Art in the Back Alleys of Hollywood

In Los Angeles, for better or for worse, graffiti has become a solid part of the urban landscape. Some of it is not so pretty, actually destructive, illegal and gang related - but then there are others (sometimes done legally) by certain graffiti crews that are stunning. (Graffiti crews are either ex- gang members who were able to exit the gang through the promise of perpetuating graffiti; or they could be merely influenced by gangs). Last Saturday, I had the opportunity to go around the back alleys of Hollywood with Steve Grody, author of "Graffiti L.A," and get his take on what was painted on the walls. Grody has been studying graffiti in Los Angeles for the past 18 years and has been able to enter a world most of us never know.
This picture only captures half of the total image on the wall but for me it was the most interesting. This production draws its influences from Japanese wood block and is distinctly unlike the style of graffiti found in New York.
This piece was part of a larger image which referenced the importance of music. The train pays homage to the origins of graffiti - the New York subway trains.
This graffiti writer above went to Art school before turning to graffiti as a means of expression.
The image of the two men above known as a graphic print is done using spray cans or paint.
This image is a representation of a graffiti writer sketching in his black book - who as a child is surrounded by and struggles with social, economic and personal demons.
Rarely seen in graffiti pieces is the use of Arabic text as seen here. Most of the text is generally written in either Spanish or English. However, in the 1980's, there were a group of graffiti writers called the Wonton Men who did very creative pieces using kanji. Interesting to note, according to Grody, graffiti crews are open to all races, nationalities, religious backgrounds. There is no discrimination between Jewish or Christian, Iranian, Syrian, Filipino, Chinese, Black, White or Latino.... You are only judged by the quality of your work.
Given the illegality of some of this work, issue of copyright becomes an interesting dilemma; especially since so much of this can now be seen online. The majority of the images I have posted above were done by the CBS crew or friends of the CBS crew such as WAI.

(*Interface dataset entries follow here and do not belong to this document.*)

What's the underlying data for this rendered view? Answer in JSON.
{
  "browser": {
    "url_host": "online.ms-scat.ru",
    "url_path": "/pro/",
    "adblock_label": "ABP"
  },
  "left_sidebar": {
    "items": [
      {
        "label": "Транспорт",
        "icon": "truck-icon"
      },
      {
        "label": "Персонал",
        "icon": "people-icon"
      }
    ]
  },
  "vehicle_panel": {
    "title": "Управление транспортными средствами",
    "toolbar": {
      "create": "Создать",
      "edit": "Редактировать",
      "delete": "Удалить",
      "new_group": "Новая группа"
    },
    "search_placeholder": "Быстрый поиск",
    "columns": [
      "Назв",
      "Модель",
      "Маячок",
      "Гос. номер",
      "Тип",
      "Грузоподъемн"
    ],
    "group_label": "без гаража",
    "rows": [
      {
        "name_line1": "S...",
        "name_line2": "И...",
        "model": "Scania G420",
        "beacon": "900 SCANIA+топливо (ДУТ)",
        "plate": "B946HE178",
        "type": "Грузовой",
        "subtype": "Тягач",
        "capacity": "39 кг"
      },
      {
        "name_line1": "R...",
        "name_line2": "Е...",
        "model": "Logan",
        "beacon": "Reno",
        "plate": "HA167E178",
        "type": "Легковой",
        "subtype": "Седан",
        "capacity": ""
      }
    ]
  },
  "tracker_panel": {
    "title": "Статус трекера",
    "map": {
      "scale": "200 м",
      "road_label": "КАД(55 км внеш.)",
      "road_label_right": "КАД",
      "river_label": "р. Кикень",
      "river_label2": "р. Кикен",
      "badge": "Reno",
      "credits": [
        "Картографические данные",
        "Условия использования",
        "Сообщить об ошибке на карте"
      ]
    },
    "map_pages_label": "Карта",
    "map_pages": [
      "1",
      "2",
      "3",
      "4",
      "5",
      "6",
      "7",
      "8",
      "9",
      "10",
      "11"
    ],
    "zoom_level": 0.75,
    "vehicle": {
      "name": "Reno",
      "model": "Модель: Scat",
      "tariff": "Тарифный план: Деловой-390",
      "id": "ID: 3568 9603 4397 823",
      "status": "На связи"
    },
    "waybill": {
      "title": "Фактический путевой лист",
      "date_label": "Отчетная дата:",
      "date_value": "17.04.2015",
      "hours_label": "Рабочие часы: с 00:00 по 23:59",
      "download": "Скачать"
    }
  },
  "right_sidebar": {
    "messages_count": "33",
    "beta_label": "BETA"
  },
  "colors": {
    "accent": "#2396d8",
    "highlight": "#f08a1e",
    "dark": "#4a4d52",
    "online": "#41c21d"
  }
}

Check out www.50mmlosangeles.com for information on graffiti in Los Angeles and various graffiti crews. To see what is happening globally check out: www.artcrimes.com


  1. Deeba,

    Thank you for your interest and attendance at my tour. The world of graffiti is indeed fascinating and does encompass the good, the bad and the ugly. Without trying to identify all "writers" in your photographs, it would be good to say that the work was by CBS crew members or friends of CBS, such as WAI. If you took a picture of the group by any chance, I would love it if you could send it on to me.

    Thanks again,

    Steve Grody

  2. Thanks Steve, I was unable to catch all the names of the writers during the tour.